** WORK TASK **
Nothing should be omitted: restate the full listing word for word.

[[ PROVIDED MATERIAL open ]]

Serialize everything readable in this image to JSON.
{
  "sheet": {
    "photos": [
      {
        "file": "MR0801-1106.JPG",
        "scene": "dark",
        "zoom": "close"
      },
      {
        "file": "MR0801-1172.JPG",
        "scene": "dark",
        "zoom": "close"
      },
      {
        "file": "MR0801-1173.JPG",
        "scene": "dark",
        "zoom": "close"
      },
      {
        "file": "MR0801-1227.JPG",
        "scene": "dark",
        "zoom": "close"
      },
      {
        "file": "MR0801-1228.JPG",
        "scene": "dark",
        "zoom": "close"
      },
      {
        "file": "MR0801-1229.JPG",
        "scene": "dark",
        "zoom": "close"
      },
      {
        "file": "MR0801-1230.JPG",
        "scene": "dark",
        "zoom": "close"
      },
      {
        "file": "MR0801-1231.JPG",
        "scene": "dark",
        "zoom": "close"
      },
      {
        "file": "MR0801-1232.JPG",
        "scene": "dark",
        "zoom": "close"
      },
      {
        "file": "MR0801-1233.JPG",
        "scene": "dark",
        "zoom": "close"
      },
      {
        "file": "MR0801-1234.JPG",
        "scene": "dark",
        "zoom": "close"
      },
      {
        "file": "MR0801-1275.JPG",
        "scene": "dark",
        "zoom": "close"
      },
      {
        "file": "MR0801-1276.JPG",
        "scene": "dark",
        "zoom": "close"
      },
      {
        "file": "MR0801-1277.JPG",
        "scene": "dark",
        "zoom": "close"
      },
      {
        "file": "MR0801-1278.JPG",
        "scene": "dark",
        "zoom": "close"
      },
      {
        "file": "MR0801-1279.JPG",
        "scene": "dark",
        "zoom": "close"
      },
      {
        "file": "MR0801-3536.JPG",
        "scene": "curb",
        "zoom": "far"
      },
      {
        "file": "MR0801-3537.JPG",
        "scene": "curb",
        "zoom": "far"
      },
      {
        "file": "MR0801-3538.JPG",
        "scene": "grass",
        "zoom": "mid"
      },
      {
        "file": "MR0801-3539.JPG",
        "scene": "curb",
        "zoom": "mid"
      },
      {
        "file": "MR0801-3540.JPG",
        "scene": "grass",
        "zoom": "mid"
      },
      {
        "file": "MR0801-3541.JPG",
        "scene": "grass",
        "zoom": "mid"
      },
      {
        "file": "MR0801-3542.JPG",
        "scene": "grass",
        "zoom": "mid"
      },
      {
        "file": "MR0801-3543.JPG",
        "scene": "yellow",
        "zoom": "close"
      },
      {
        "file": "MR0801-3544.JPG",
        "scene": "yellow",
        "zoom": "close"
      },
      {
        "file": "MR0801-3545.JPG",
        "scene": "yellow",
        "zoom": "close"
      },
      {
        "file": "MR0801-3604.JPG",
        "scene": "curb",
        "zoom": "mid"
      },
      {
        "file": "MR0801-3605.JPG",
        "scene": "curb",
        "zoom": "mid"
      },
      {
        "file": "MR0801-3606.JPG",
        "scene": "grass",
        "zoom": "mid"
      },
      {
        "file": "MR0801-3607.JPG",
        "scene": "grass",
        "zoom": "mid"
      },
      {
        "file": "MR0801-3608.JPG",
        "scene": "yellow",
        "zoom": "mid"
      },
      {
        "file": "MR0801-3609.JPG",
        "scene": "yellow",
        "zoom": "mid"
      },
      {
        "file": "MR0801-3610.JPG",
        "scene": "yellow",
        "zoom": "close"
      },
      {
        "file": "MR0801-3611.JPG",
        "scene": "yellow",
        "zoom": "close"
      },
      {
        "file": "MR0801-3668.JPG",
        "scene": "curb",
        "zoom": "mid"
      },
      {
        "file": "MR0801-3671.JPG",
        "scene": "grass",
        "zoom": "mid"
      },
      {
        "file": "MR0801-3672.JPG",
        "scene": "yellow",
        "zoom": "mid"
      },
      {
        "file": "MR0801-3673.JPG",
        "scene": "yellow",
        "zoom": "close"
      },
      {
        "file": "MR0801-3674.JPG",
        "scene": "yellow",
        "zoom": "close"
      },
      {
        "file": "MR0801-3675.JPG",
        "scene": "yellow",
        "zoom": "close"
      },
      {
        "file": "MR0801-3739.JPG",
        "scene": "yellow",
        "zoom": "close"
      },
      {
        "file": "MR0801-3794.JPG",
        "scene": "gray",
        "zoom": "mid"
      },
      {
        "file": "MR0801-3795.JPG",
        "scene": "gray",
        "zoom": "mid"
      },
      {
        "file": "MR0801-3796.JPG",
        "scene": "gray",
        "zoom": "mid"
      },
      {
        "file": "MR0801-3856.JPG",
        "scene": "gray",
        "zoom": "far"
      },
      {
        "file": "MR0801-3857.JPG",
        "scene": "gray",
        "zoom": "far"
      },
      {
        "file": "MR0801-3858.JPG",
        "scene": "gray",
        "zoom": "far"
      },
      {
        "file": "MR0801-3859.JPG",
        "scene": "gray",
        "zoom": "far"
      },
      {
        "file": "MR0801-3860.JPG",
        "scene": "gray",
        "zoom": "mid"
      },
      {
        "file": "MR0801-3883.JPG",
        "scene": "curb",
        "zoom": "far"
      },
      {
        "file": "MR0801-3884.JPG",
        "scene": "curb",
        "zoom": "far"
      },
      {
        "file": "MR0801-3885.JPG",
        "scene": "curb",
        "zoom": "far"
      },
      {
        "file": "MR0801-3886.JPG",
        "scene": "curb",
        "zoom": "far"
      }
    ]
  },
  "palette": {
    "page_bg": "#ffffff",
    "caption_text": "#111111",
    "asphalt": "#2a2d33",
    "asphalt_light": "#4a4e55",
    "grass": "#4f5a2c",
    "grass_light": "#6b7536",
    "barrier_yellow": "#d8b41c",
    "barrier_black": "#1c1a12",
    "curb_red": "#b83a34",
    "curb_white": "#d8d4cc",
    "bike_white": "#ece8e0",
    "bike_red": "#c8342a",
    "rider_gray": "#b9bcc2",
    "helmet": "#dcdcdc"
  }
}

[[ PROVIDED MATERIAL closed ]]

** EXERCISE ANSWER **
Serialize everything readable in this image to JSON.
{
  "sheet": {
    "photos": [
      {
        "file": "MR0801-1106.JPG",
        "scene": "dark",
        "zoom": "close"
      },
      {
        "file": "MR0801-1172.JPG",
        "scene": "dark",
        "zoom": "close"
      },
      {
        "file": "MR0801-1173.JPG",
        "scene": "dark",
        "zoom": "close"
      },
      {
        "file": "MR0801-1227.JPG",
        "scene": "dark",
        "zoom": "close"
      },
      {
        "file": "MR0801-1228.JPG",
        "scene": "dark",
        "zoom": "close"
      },
      {
        "file": "MR0801-1229.JPG",
        "scene": "dark",
        "zoom": "close"
      },
      {
        "file": "MR0801-1230.JPG",
        "scene": "dark",
        "zoom": "close"
      },
      {
        "file": "MR0801-1231.JPG",
        "scene": "dark",
        "zoom": "close"
      },
      {
        "file": "MR0801-1232.JPG",
        "scene": "dark",
        "zoom": "close"
      },
      {
        "file": "MR0801-1233.JPG",
        "scene": "dark",
        "zoom": "close"
      },
      {
        "file": "MR0801-1234.JPG",
        "scene": "dark",
        "zoom": "close"
      },
      {
        "file": "MR0801-1275.JPG",
        "scene": "dark",
        "zoom": "close"
      },
      {
        "file": "MR0801-1276.JPG",
        "scene": "dark",
        "zoom": "close"
      },
      {
        "file": "MR0801-1277.JPG",
        "scene": "dark",
        "zoom": "close"
      },
      {
        "file": "MR0801-1278.JPG",
        "scene": "dark",
        "zoom": "close"
      },
      {
        "file": "MR0801-1279.JPG",
        "scene": "dark",
        "zoom": "close"
      },
      {
        "file": "MR0801-3536.JPG",
        "scene": "curb",
        "zoom": "far"
      },
      {
        "file": "MR0801-3537.JPG",
        "scene": "curb",
        "zoom": "far"
      },
      {
        "file": "MR0801-3538.JPG",
        "scene": "grass",
        "zoom": "mid"
      },
      {
        "file": "MR0801-3539.JPG",
        "scene": "curb",
        "zoom": "mid"
      },
      {
        "file": "MR0801-3540.JPG",
        "scene": "grass",
        "zoom": "mid"
      },
      {
        "file": "MR0801-3541.JPG",
        "scene": "grass",
        "zoom": "mid"
      },
      {
        "file": "MR0801-3542.JPG",
        "scene": "grass",
        "zoom": "mid"
      },
      {
        "file": "MR0801-3543.JPG",
        "scene": "yellow",
        "zoom": "close"
      },
      {
        "file": "MR0801-3544.JPG",
        "scene": "yellow",
        "zoom": "close"
      },
      {
        "file": "MR0801-3545.JPG",
        "scene": "yellow",
        "zoom": "close"
      },
      {
        "file": "MR0801-3604.JPG",
        "scene": "curb",
        "zoom": "mid"
      },
      {
        "file": "MR0801-3605.JPG",
        "scene": "curb",
        "zoom": "mid"
      },
      {
        "file": "MR0801-3606.JPG",
        "scene": "grass",
        "zoom": "mid"
      },
      {
        "file": "MR0801-3607.JPG",
        "scene": "grass",
        "zoom": "mid"
      },
      {
        "file": "MR0801-3608.JPG",
        "scene": "yellow",
        "zoom": "mid"
      },
      {
        "file": "MR0801-3609.JPG",
        "scene": "yellow",
        "zoom": "mid"
      },
      {
        "file": "MR0801-3610.JPG",
        "scene": "yellow",
        "zoom": "close"
      },
      {
        "file": "MR0801-3611.JPG",
        "scene": "yellow",
        "zoom": "close"
      },
      {
        "file": "MR0801-3668.JPG",
        "scene": "curb",
        "zoom": "mid"
      },
      {
        "file": "MR0801-3671.JPG",
        "scene": "grass",
        "zoom": "mid"
      },
      {
        "file": "MR0801-3672.JPG",
        "scene": "yellow",
        "zoom": "mid"
      },
      {
        "file": "MR0801-3673.JPG",
        "scene": "yellow",
        "zoom": "close"
      },
      {
        "file": "MR0801-3674.JPG",
        "scene": "yellow",
        "zoom": "close"
      },
      {
        "file": "MR0801-3675.JPG",
        "scene": "yellow",
        "zoom": "close"
      },
      {
        "file": "MR0801-3739.JPG",
        "scene": "yellow",
        "zoom": "close"
      },
      {
        "file": "MR0801-3794.JPG",
        "scene": "gray",
        "zoom": "mid"
      },
      {
        "file": "MR0801-3795.JPG",
        "scene": "gray",
        "zoom": "mid"
      },
      {
        "file": "MR0801-3796.JPG",
        "scene": "gray",
        "zoom": "mid"
      },
      {
        "file": "MR0801-3856.JPG",
        "scene": "gray",
        "zoom": "far"
      },
      {
        "file": "MR0801-3857.JPG",
        "scene": "gray",
        "zoom": "far"
      },
      {
        "file": "MR0801-3858.JPG",
        "scene": "gray",
        "zoom": "far"
      },
      {
        "file": "MR0801-3859.JPG",
        "scene": "gray",
        "zoom": "far"
      },
      {
        "file": "MR0801-3860.JPG",
        "scene": "gray",
        "zoom": "mid"
      },
      {
        "file": "MR0801-3883.JPG",
        "scene": "curb",
        "zoom": "far"
      },
      {
        "file": "MR0801-3884.JPG",
        "scene": "curb",
        "zoom": "far"
      },
      {
        "file": "MR0801-3885.JPG",
        "scene": "curb",
        "zoom": "far"
      },
      {
        "file": "MR0801-3886.JPG",
        "scene": "curb",
        "zoom": "far"
      }
    ]
  },
  "palette": {
    "page_bg": "#ffffff",
    "caption_text": "#111111",
    "asphalt": "#2a2d33",
    "asphalt_light": "#4a4e55",
    "grass": "#4f5a2c",
    "grass_light": "#6b7536",
    "barrier_yellow": "#d8b41c",
    "barrier_black": "#1c1a12",
    "curb_red": "#b83a34",
    "curb_white": "#d8d4cc",
    "bike_white": "#ece8e0",
    "bike_red": "#c8342a",
    "rider_gray": "#b9bcc2",
    "helmet": "#dcdcdc"
  }
}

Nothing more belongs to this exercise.